**YOUR GOAL:**
Reproduce every line that appears below, precisely and completely.

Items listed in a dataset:
◆ ◆ ◆ ◆

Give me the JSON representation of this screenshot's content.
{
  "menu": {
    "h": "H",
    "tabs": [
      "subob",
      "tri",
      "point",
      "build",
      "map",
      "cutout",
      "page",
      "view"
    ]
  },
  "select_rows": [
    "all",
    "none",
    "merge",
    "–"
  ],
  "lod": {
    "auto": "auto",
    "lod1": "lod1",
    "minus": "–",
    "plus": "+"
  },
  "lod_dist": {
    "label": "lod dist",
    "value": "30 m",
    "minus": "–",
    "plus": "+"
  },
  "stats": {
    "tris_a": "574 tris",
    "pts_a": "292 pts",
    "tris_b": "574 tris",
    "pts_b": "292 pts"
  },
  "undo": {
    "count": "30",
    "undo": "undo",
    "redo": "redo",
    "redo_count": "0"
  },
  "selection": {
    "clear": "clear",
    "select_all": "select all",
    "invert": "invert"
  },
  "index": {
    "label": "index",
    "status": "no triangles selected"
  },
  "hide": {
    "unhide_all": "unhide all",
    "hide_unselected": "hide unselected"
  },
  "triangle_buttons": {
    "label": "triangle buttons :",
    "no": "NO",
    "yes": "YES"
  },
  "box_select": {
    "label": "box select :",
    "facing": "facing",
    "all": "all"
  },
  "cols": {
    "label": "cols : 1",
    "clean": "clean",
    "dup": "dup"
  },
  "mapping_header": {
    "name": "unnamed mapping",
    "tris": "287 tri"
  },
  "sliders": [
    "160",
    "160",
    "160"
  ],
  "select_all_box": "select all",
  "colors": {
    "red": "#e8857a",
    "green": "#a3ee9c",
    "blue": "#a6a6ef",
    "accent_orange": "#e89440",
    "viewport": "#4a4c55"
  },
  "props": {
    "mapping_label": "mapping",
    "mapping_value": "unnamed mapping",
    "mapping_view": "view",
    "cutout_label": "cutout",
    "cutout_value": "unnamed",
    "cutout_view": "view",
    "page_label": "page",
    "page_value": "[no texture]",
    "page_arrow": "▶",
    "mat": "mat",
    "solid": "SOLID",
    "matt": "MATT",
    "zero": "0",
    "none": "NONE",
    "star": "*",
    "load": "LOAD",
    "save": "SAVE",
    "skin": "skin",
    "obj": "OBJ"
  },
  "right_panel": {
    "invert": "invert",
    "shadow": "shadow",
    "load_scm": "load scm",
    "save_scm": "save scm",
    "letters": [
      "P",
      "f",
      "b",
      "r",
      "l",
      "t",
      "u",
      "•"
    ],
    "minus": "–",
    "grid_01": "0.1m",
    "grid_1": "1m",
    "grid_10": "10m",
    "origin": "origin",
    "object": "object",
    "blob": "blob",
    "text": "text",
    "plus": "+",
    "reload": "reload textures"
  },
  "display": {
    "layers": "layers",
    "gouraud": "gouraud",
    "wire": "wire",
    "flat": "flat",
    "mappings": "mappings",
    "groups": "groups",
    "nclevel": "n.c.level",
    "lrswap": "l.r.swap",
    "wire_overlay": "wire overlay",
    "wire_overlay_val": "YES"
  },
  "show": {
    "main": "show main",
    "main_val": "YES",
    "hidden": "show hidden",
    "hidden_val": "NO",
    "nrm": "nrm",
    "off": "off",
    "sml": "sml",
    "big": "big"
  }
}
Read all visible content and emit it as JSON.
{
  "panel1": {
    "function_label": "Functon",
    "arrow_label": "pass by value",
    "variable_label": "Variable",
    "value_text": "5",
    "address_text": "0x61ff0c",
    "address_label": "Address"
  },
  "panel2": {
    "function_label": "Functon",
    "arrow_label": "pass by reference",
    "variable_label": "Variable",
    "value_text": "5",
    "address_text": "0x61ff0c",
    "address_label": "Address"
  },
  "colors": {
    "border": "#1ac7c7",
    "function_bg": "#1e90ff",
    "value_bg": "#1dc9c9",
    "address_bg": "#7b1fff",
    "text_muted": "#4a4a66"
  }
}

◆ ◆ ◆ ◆

**OUTPUT OF THE EXERCISE:**
Give me the JSON representation of this screenshot's content.
{
  "menu": {
    "h": "H",
    "tabs": [
      "subob",
      "tri",
      "point",
      "build",
      "map",
      "cutout",
      "page",
      "view"
    ]
  },
  "select_rows": [
    "all",
    "none",
    "merge",
    "–"
  ],
  "lod": {
    "auto": "auto",
    "lod1": "lod1",
    "minus": "–",
    "plus": "+"
  },
  "lod_dist": {
    "label": "lod dist",
    "value": "30 m",
    "minus": "–",
    "plus": "+"
  },
  "stats": {
    "tris_a": "574 tris",
    "pts_a": "292 pts",
    "tris_b": "574 tris",
    "pts_b": "292 pts"
  },
  "undo": {
    "count": "30",
    "undo": "undo",
    "redo": "redo",
    "redo_count": "0"
  },
  "selection": {
    "clear": "clear",
    "select_all": "select all",
    "invert": "invert"
  },
  "index": {
    "label": "index",
    "status": "no triangles selected"
  },
  "hide": {
    "unhide_all": "unhide all",
    "hide_unselected": "hide unselected"
  },
  "triangle_buttons": {
    "label": "triangle buttons :",
    "no": "NO",
    "yes": "YES"
  },
  "box_select": {
    "label": "box select :",
    "facing": "facing",
    "all": "all"
  },
  "cols": {
    "label": "cols : 1",
    "clean": "clean",
    "dup": "dup"
  },
  "mapping_header": {
    "name": "unnamed mapping",
    "tris": "287 tri"
  },
  "sliders": [
    "160",
    "160",
    "160"
  ],
  "select_all_box": "select all",
  "colors": {
    "red": "#e8857a",
    "green": "#a3ee9c",
    "blue": "#a6a6ef",
    "accent_orange": "#e89440",
    "viewport": "#4a4c55"
  },
  "props": {
    "mapping_label": "mapping",
    "mapping_value": "unnamed mapping",
    "mapping_view": "view",
    "cutout_label": "cutout",
    "cutout_value": "unnamed",
    "cutout_view": "view",
    "page_label": "page",
    "page_value": "[no texture]",
    "page_arrow": "▶",
    "mat": "mat",
    "solid": "SOLID",
    "matt": "MATT",
    "zero": "0",
    "none": "NONE",
    "star": "*",
    "load": "LOAD",
    "save": "SAVE",
    "skin": "skin",
    "obj": "OBJ"
  },
  "right_panel": {
    "invert": "invert",
    "shadow": "shadow",
    "load_scm": "load scm",
    "save_scm": "save scm",
    "letters": [
      "P",
      "f",
      "b",
      "r",
      "l",
      "t",
      "u",
      "•"
    ],
    "minus": "–",
    "grid_01": "0.1m",
    "grid_1": "1m",
    "grid_10": "10m",
    "origin": "origin",
    "object": "object",
    "blob": "blob",
    "text": "text",
    "plus": "+",
    "reload": "reload textures"
  },
  "display": {
    "layers": "layers",
    "gouraud": "gouraud",
    "wire": "wire",
    "flat": "flat",
    "mappings": "mappings",
    "groups": "groups",
    "nclevel": "n.c.level",
    "lrswap": "l.r.swap",
    "wire_overlay": "wire overlay",
    "wire_overlay_val": "YES"
  },
  "show": {
    "main": "show main",
    "main_val": "YES",
    "hidden": "show hidden",
    "hidden_val": "NO",
    "nrm": "nrm",
    "off": "off",
    "sml": "sml",
    "big": "big"
  }
}
Read all visible content and emit it as JSON.
{
  "panel1": {
    "function_label": "Functon",
    "arrow_label": "pass by value",
    "variable_label": "Variable",
    "value_text": "5",
    "address_text": "0x61ff0c",
    "address_label": "Address"
  },
  "panel2": {
    "function_label": "Functon",
    "arrow_label": "pass by reference",
    "variable_label": "Variable",
    "value_text": "5",
    "address_text": "0x61ff0c",
    "address_label": "Address"
  },
  "colors": {
    "border": "#1ac7c7",
    "function_bg": "#1e90ff",
    "value_bg": "#1dc9c9",
    "address_bg": "#7b1fff",
    "text_muted": "#4a4a66"
  }
}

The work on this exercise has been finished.